The second-tier includes the Incident Management Team (IMT). The IMT is the operations group and coordinates all operational responses to the emergency. The IMT establishes an Emergency Operations Center, comprising representatives of all relevant emergency response entities, such as DPS, Facilities and Environmental Health & Radiation Safety. The IMT operates under an incident command system composed of emergency personnel as needed.
The CMP outlines responsibilities of the CMT members and of the organizations comprising the IMT, and sets forth communications chains to be employed as necessary. Under the CMP, the Division of Public Safety and other agencies at Penn employ a functional system of command, control, communications and coordination that allow all schools and centers to operate in unison to prepare for, respond to and recover from any crisis incident that impacts the Penn community. This functional system operates by allowing the Incident Commander, as the leader of the IMT, to develop strategies to manage a crisis incident by using an ‘all-hazards’ approach that standardizes the operational response of the University across any type of crisis incident that could evolve.
The CMP establishes three levels of campus emergencies.
Can be handled in the context of normal University operations and resources.
Examples of a Level I emergency include: A minor lab spill (chemical) of a limited and containable nature, fire alarm activations, burglaries, assaults, vehicular and pedestrian accidents.
Requires the IMT to convene to ensure a coordinated operational response; no major policy or communications issues are implicated at this level.
Examples of a Level II emergency include: A power outage, steam leak, flooding or a water main break affecting a limited portion of the campus.
The highest level of emergency, impacts the entire University or a significant portion of the University community, requiring coordinated operational and policy responses.
Examples of a Level III emergency include: A fire, a major flood or hurricane, an active shooter incident, a terrorist attack or an accidental release of a hazardous material (chemical, biological, nuclear etc.) not confined to a single or limited location.

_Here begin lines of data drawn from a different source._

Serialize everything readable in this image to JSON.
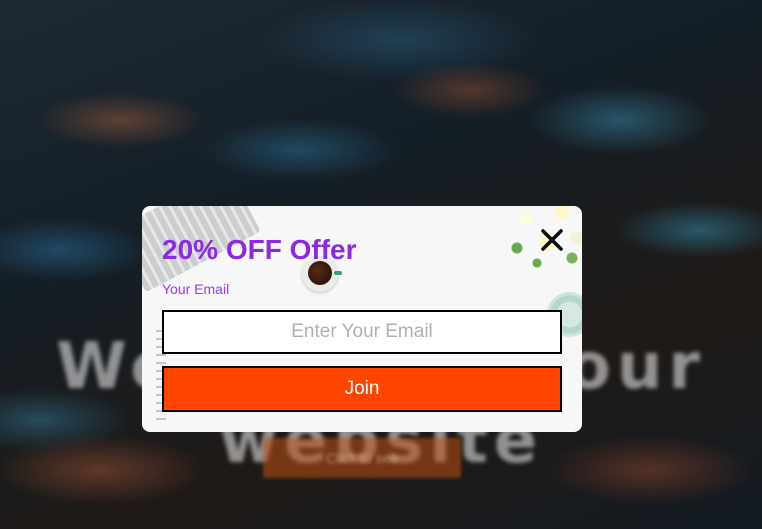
{
  "background": {
    "hero_title": "Welcome to our website",
    "hero_button_label": "Click to see"
  },
  "modal": {
    "title": "20% OFF Offer",
    "email_label": "Your Email",
    "email_value": "",
    "email_placeholder": "Enter Your Email",
    "join_label": "Join",
    "close_icon": "close-icon"
  },
  "colors": {
    "title": "#8a2be2",
    "label": "#9a3cf0",
    "join_button": "#ff4500",
    "join_text": "#ffffff",
    "input_border": "#000000"
  }
}
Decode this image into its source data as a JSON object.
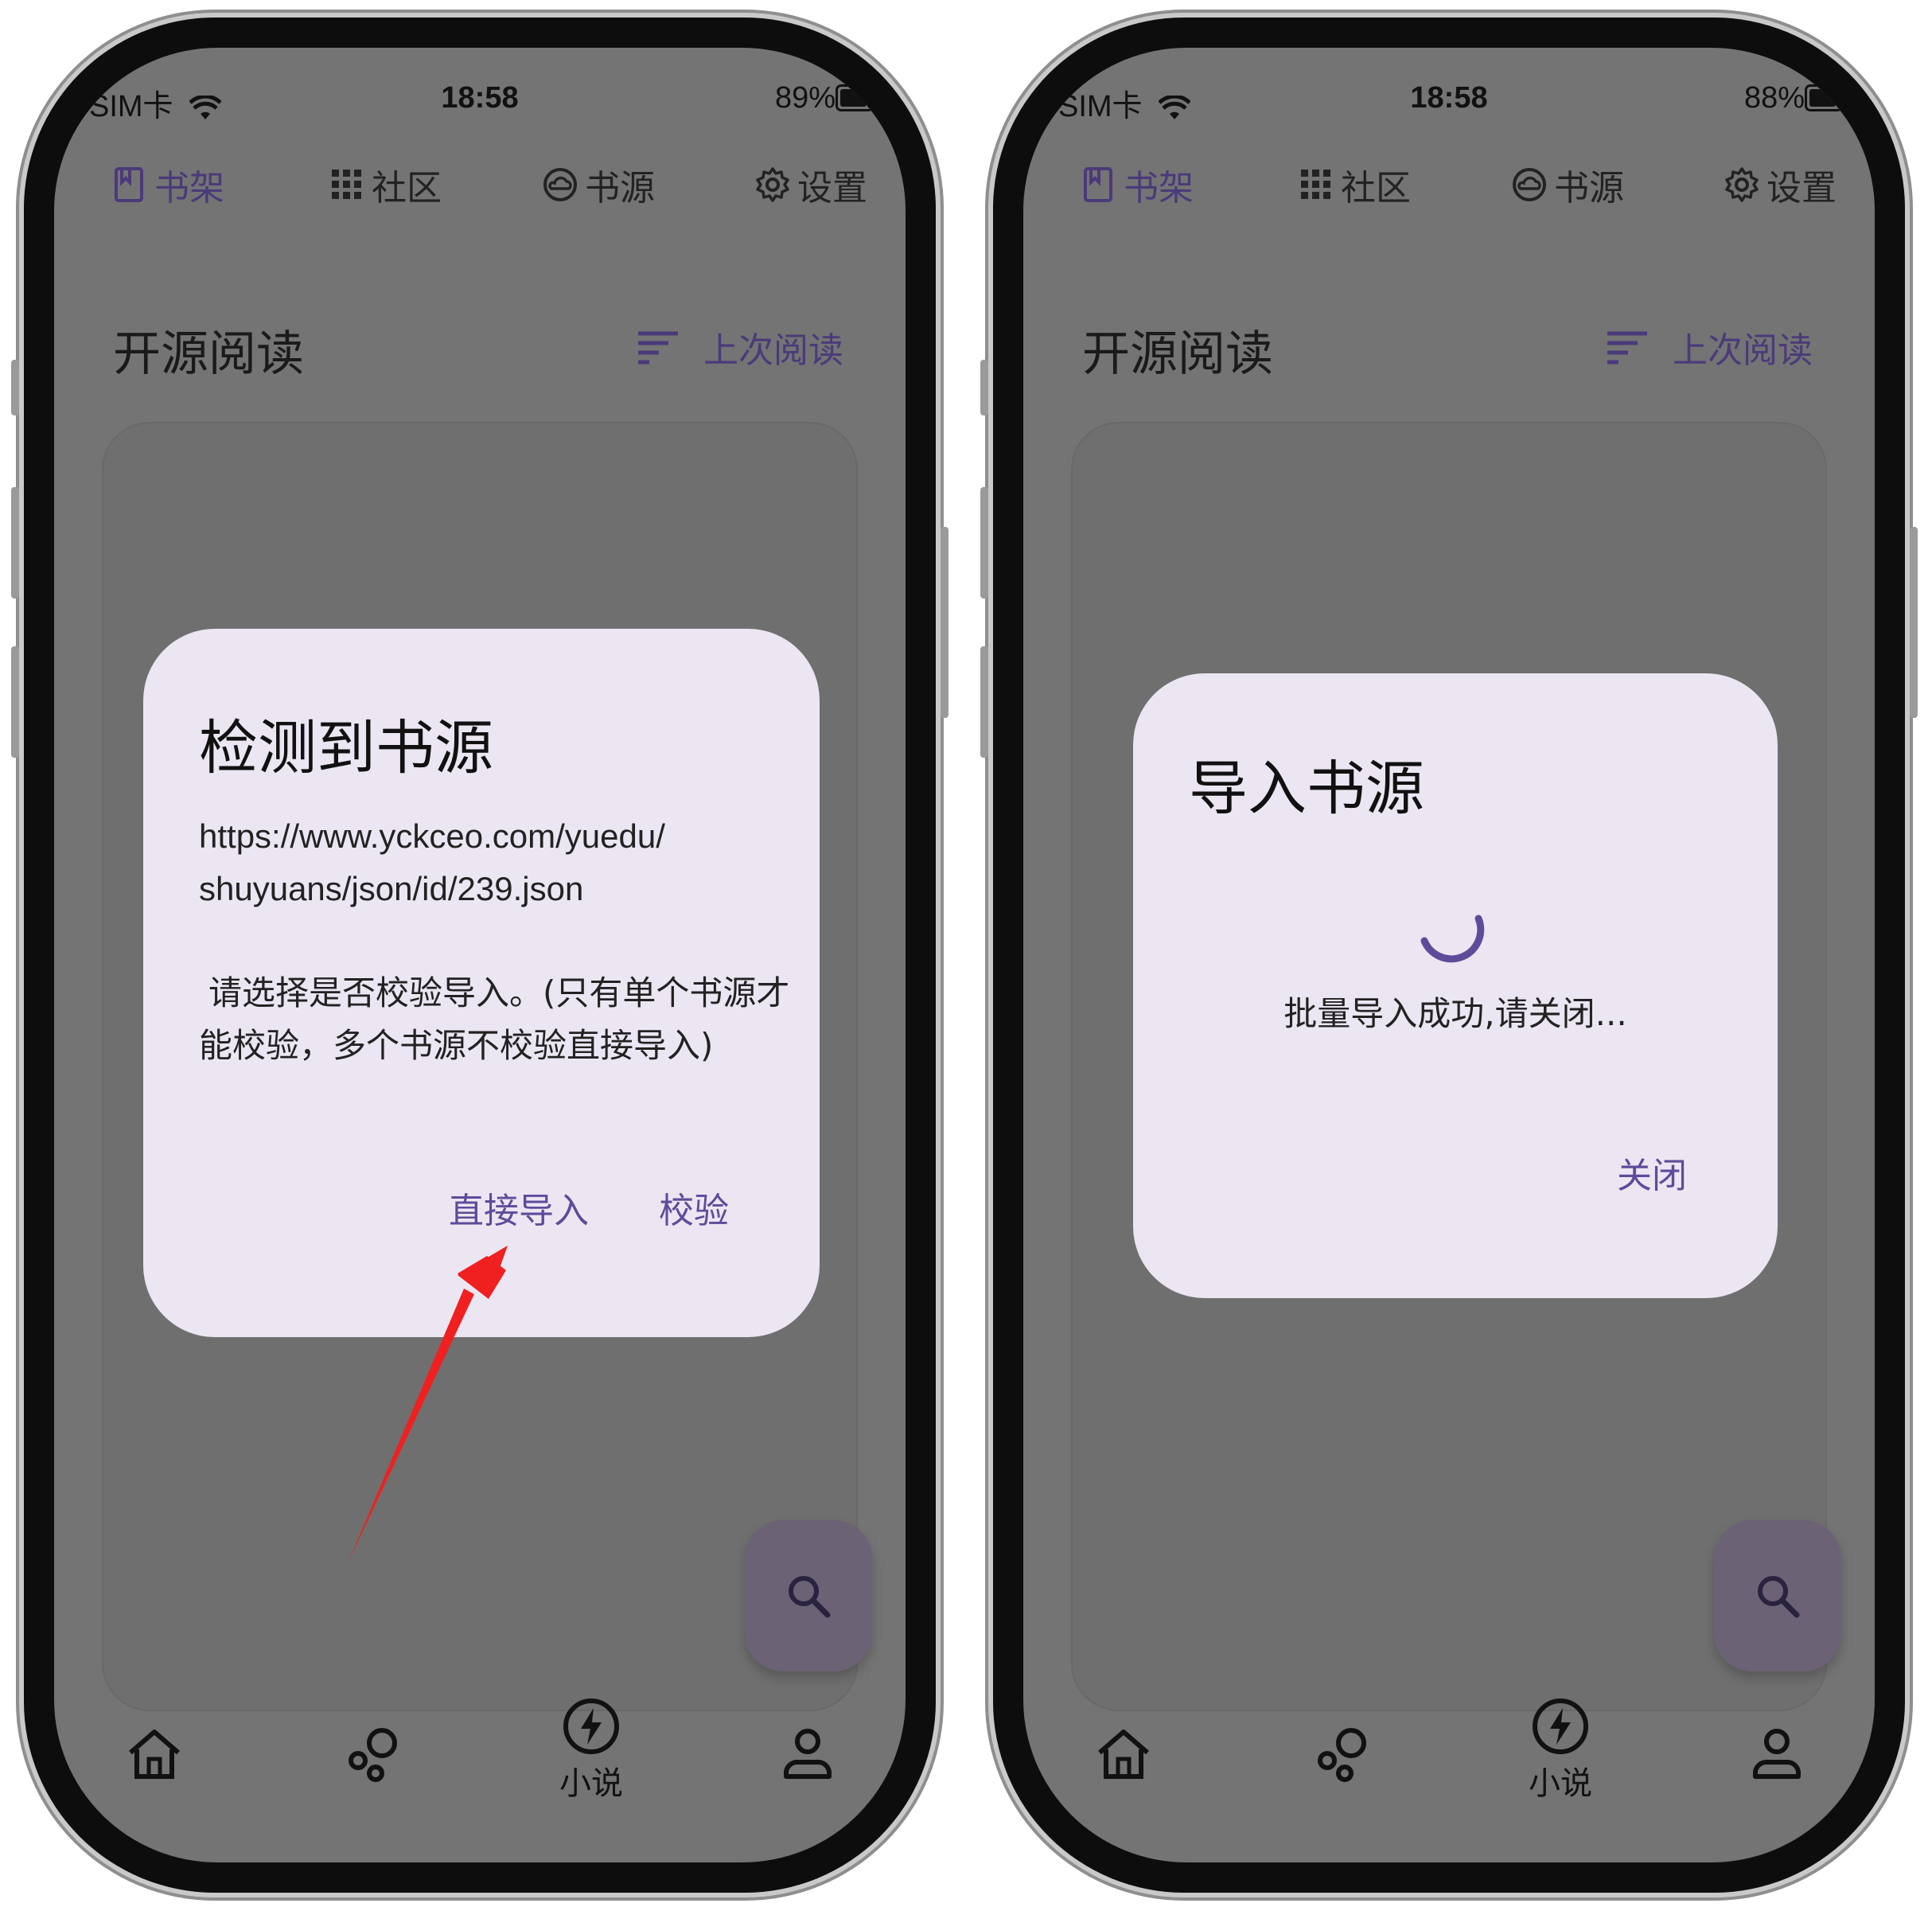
{
  "status_left": {
    "carrier": "SIM卡",
    "time": "18:58",
    "battery": "89%"
  },
  "status_right": {
    "carrier": "SIM卡",
    "time": "18:58",
    "battery": "88%"
  },
  "topnav": {
    "bookshelf": "书架",
    "community": "社区",
    "sources": "书源",
    "settings": "设置"
  },
  "page": {
    "title": "开源阅读",
    "sort_label": "上次阅读"
  },
  "bottomnav": {
    "novel": "小说"
  },
  "detect_dialog": {
    "title": "检测到书源",
    "url_line1": "https://www.yckceo.com/yuedu/",
    "url_line2": "shuyuans/json/id/239.json",
    "message_line1": "请选择是否校验导入。(只有单个书源才",
    "message_line2": "能校验，多个书源不校验直接导入)",
    "direct_import": "直接导入",
    "verify": "校验"
  },
  "import_dialog": {
    "title": "导入书源",
    "message": "批量导入成功,请关闭...",
    "close": "关闭"
  },
  "colors": {
    "accent": "#5d4c9a",
    "dialog_bg": "#ece6f2",
    "overlay": "#747474",
    "arrow": "#f02020"
  },
  "icons": [
    "book-icon",
    "grid-icon",
    "cloud-icon",
    "gear-icon",
    "sort-icon",
    "search-icon",
    "home-icon",
    "bubbles-icon",
    "bolt-icon",
    "person-icon",
    "wifi-icon"
  ]
}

Additionally, the plan defines a “Watch” for normal operations when all agencies and organizations are functioning normally and a “Warning” when there is a pending or potential critical incident or event that may impact the University within 24 hours.